### Work request
Could you return the whole listing, character for character?

### Records shown
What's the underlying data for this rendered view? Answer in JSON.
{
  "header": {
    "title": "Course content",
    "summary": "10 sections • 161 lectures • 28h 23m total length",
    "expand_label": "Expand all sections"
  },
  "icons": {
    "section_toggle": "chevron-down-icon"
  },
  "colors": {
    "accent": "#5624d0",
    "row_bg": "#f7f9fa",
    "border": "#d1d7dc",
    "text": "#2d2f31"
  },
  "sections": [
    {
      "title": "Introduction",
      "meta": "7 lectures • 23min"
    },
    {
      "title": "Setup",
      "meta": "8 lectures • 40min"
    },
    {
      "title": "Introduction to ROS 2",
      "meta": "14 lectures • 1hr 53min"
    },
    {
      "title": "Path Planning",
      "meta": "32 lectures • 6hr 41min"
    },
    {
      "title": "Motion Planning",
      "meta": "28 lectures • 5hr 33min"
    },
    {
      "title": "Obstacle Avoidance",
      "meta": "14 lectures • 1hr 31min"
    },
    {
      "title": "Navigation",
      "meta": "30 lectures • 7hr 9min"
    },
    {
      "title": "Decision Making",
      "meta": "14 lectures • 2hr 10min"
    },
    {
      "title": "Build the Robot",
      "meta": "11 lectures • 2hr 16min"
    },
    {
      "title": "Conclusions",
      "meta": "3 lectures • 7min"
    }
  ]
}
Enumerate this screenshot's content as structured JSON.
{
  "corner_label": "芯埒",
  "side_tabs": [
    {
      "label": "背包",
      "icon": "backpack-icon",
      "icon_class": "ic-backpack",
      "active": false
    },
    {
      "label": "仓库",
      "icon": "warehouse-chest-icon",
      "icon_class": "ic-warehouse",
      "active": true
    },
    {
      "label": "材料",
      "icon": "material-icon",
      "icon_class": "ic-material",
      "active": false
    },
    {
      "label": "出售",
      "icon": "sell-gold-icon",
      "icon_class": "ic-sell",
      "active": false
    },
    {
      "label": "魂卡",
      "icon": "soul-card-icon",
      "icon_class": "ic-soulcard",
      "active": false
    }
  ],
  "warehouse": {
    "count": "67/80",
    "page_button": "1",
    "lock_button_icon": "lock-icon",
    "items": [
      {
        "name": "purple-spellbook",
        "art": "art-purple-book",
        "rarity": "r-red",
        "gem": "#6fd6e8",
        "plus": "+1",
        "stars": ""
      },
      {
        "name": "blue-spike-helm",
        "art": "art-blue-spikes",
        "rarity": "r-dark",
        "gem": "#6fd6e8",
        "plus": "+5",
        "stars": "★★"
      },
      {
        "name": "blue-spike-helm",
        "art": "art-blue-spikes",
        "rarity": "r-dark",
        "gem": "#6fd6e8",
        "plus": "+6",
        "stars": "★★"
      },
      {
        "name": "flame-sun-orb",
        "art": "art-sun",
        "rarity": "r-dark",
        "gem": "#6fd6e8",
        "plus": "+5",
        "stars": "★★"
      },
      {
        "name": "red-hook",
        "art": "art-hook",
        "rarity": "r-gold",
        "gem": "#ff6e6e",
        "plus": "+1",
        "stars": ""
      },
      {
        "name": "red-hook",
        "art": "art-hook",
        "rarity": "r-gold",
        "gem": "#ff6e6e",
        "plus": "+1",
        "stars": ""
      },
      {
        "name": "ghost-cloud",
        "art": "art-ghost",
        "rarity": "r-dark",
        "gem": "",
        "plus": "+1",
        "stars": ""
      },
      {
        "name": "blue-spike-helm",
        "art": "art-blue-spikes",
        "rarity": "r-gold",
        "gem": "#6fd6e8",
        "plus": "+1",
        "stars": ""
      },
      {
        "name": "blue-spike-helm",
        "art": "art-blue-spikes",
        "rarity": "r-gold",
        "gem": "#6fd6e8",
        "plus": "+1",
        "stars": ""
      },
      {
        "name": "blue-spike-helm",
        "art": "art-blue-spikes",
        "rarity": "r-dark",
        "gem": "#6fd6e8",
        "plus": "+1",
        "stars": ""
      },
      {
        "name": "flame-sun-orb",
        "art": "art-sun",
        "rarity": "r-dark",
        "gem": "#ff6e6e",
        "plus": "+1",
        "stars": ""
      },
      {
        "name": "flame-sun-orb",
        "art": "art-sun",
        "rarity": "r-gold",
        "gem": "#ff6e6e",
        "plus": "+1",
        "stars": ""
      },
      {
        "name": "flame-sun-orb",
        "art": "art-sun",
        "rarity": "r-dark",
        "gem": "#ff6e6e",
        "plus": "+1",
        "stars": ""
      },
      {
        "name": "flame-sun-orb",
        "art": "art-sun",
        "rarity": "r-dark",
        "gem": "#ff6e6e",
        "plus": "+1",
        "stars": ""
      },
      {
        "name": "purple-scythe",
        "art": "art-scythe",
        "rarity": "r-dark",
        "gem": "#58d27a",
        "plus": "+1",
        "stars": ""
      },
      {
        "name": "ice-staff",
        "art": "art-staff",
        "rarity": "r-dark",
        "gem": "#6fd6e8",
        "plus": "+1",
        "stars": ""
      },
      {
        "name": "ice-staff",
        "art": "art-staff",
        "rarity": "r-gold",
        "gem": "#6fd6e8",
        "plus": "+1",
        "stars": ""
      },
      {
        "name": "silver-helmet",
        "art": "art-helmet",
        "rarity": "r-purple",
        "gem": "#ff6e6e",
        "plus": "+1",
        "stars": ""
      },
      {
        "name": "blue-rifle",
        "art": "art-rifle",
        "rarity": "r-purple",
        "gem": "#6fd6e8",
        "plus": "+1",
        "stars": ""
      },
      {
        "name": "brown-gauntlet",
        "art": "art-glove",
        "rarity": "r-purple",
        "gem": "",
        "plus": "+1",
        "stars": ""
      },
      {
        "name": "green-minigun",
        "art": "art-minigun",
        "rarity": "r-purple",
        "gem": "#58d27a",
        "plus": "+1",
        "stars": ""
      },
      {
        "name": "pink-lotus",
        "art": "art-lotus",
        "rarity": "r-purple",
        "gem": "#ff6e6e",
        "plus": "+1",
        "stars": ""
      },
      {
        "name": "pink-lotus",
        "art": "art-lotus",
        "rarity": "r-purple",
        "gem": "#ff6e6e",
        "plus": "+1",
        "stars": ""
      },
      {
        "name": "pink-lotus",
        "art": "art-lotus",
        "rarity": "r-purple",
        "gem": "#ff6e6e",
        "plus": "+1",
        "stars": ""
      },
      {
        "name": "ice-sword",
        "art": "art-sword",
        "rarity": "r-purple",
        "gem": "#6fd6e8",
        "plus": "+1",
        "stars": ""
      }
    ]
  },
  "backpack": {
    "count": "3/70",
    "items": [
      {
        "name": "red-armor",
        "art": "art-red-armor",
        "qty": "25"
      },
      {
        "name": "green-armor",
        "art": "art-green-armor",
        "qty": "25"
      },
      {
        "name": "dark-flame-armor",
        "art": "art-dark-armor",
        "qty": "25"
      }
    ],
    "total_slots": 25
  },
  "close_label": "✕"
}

### Answer for this exercise
What's the underlying data for this rendered view? Answer in JSON.
{
  "header": {
    "title": "Course content",
    "summary": "10 sections • 161 lectures • 28h 23m total length",
    "expand_label": "Expand all sections"
  },
  "icons": {
    "section_toggle": "chevron-down-icon"
  },
  "colors": {
    "accent": "#5624d0",
    "row_bg": "#f7f9fa",
    "border": "#d1d7dc",
    "text": "#2d2f31"
  },
  "sections": [
    {
      "title": "Introduction",
      "meta": "7 lectures • 23min"
    },
    {
      "title": "Setup",
      "meta": "8 lectures • 40min"
    },
    {
      "title": "Introduction to ROS 2",
      "meta": "14 lectures • 1hr 53min"
    },
    {
      "title": "Path Planning",
      "meta": "32 lectures • 6hr 41min"
    },
    {
      "title": "Motion Planning",
      "meta": "28 lectures • 5hr 33min"
    },
    {
      "title": "Obstacle Avoidance",
      "meta": "14 lectures • 1hr 31min"
    },
    {
      "title": "Navigation",
      "meta": "30 lectures • 7hr 9min"
    },
    {
      "title": "Decision Making",
      "meta": "14 lectures • 2hr 10min"
    },
    {
      "title": "Build the Robot",
      "meta": "11 lectures • 2hr 16min"
    },
    {
      "title": "Conclusions",
      "meta": "3 lectures • 7min"
    }
  ]
}
Enumerate this screenshot's content as structured JSON.
{
  "corner_label": "芯埒",
  "side_tabs": [
    {
      "label": "背包",
      "icon": "backpack-icon",
      "icon_class": "ic-backpack",
      "active": false
    },
    {
      "label": "仓库",
      "icon": "warehouse-chest-icon",
      "icon_class": "ic-warehouse",
      "active": true
    },
    {
      "label": "材料",
      "icon": "material-icon",
      "icon_class": "ic-material",
      "active": false
    },
    {
      "label": "出售",
      "icon": "sell-gold-icon",
      "icon_class": "ic-sell",
      "active": false
    },
    {
      "label": "魂卡",
      "icon": "soul-card-icon",
      "icon_class": "ic-soulcard",
      "active": false
    }
  ],
  "warehouse": {
    "count": "67/80",
    "page_button": "1",
    "lock_button_icon": "lock-icon",
    "items": [
      {
        "name": "purple-spellbook",
        "art": "art-purple-book",
        "rarity": "r-red",
        "gem": "#6fd6e8",
        "plus": "+1",
        "stars": ""
      },
      {
        "name": "blue-spike-helm",
        "art": "art-blue-spikes",
        "rarity": "r-dark",
        "gem": "#6fd6e8",
        "plus": "+5",
        "stars": "★★"
      },
      {
        "name": "blue-spike-helm",
        "art": "art-blue-spikes",
        "rarity": "r-dark",
        "gem": "#6fd6e8",
        "plus": "+6",
        "stars": "★★"
      },
      {
        "name": "flame-sun-orb",
        "art": "art-sun",
        "rarity": "r-dark",
        "gem": "#6fd6e8",
        "plus": "+5",
        "stars": "★★"
      },
      {
        "name": "red-hook",
        "art": "art-hook",
        "rarity": "r-gold",
        "gem": "#ff6e6e",
        "plus": "+1",
        "stars": ""
      },
      {
        "name": "red-hook",
        "art": "art-hook",
        "rarity": "r-gold",
        "gem": "#ff6e6e",
        "plus": "+1",
        "stars": ""
      },
      {
        "name": "ghost-cloud",
        "art": "art-ghost",
        "rarity": "r-dark",
        "gem": "",
        "plus": "+1",
        "stars": ""
      },
      {
        "name": "blue-spike-helm",
        "art": "art-blue-spikes",
        "rarity": "r-gold",
        "gem": "#6fd6e8",
        "plus": "+1",
        "stars": ""
      },
      {
        "name": "blue-spike-helm",
        "art": "art-blue-spikes",
        "rarity": "r-gold",
        "gem": "#6fd6e8",
        "plus": "+1",
        "stars": ""
      },
      {
        "name": "blue-spike-helm",
        "art": "art-blue-spikes",
        "rarity": "r-dark",
        "gem": "#6fd6e8",
        "plus": "+1",
        "stars": ""
      },
      {
        "name": "flame-sun-orb",
        "art": "art-sun",
        "rarity": "r-dark",
        "gem": "#ff6e6e",
        "plus": "+1",
        "stars": ""
      },
      {
        "name": "flame-sun-orb",
        "art": "art-sun",
        "rarity": "r-gold",
        "gem": "#ff6e6e",
        "plus": "+1",
        "stars": ""
      },
      {
        "name": "flame-sun-orb",
        "art": "art-sun",
        "rarity": "r-dark",
        "gem": "#ff6e6e",
        "plus": "+1",
        "stars": ""
      },
      {
        "name": "flame-sun-orb",
        "art": "art-sun",
        "rarity": "r-dark",
        "gem": "#ff6e6e",
        "plus": "+1",
        "stars": ""
      },
      {
        "name": "purple-scythe",
        "art": "art-scythe",
        "rarity": "r-dark",
        "gem": "#58d27a",
        "plus": "+1",
        "stars": ""
      },
      {
        "name": "ice-staff",
        "art": "art-staff",
        "rarity": "r-dark",
        "gem": "#6fd6e8",
        "plus": "+1",
        "stars": ""
      },
      {
        "name": "ice-staff",
        "art": "art-staff",
        "rarity": "r-gold",
        "gem": "#6fd6e8",
        "plus": "+1",
        "stars": ""
      },
      {
        "name": "silver-helmet",
        "art": "art-helmet",
        "rarity": "r-purple",
        "gem": "#ff6e6e",
        "plus": "+1",
        "stars": ""
      },
      {
        "name": "blue-rifle",
        "art": "art-rifle",
        "rarity": "r-purple",
        "gem": "#6fd6e8",
        "plus": "+1",
        "stars": ""
      },
      {
        "name": "brown-gauntlet",
        "art": "art-glove",
        "rarity": "r-purple",
        "gem": "",
        "plus": "+1",
        "stars": ""
      },
      {
        "name": "green-minigun",
        "art": "art-minigun",
        "rarity": "r-purple",
        "gem": "#58d27a",
        "plus": "+1",
        "stars": ""
      },
      {
        "name": "pink-lotus",
        "art": "art-lotus",
        "rarity": "r-purple",
        "gem": "#ff6e6e",
        "plus": "+1",
        "stars": ""
      },
      {
        "name": "pink-lotus",
        "art": "art-lotus",
        "rarity": "r-purple",
        "gem": "#ff6e6e",
        "plus": "+1",
        "stars": ""
      },
      {
        "name": "pink-lotus",
        "art": "art-lotus",
        "rarity": "r-purple",
        "gem": "#ff6e6e",
        "plus": "+1",
        "stars": ""
      },
      {
        "name": "ice-sword",
        "art": "art-sword",
        "rarity": "r-purple",
        "gem": "#6fd6e8",
        "plus": "+1",
        "stars": ""
      }
    ]
  },
  "backpack": {
    "count": "3/70",
    "items": [
      {
        "name": "red-armor",
        "art": "art-red-armor",
        "qty": "25"
      },
      {
        "name": "green-armor",
        "art": "art-green-armor",
        "qty": "25"
      },
      {
        "name": "dark-flame-armor",
        "art": "art-dark-armor",
        "qty": "25"
      }
    ],
    "total_slots": 25
  },
  "close_label": "✕"
}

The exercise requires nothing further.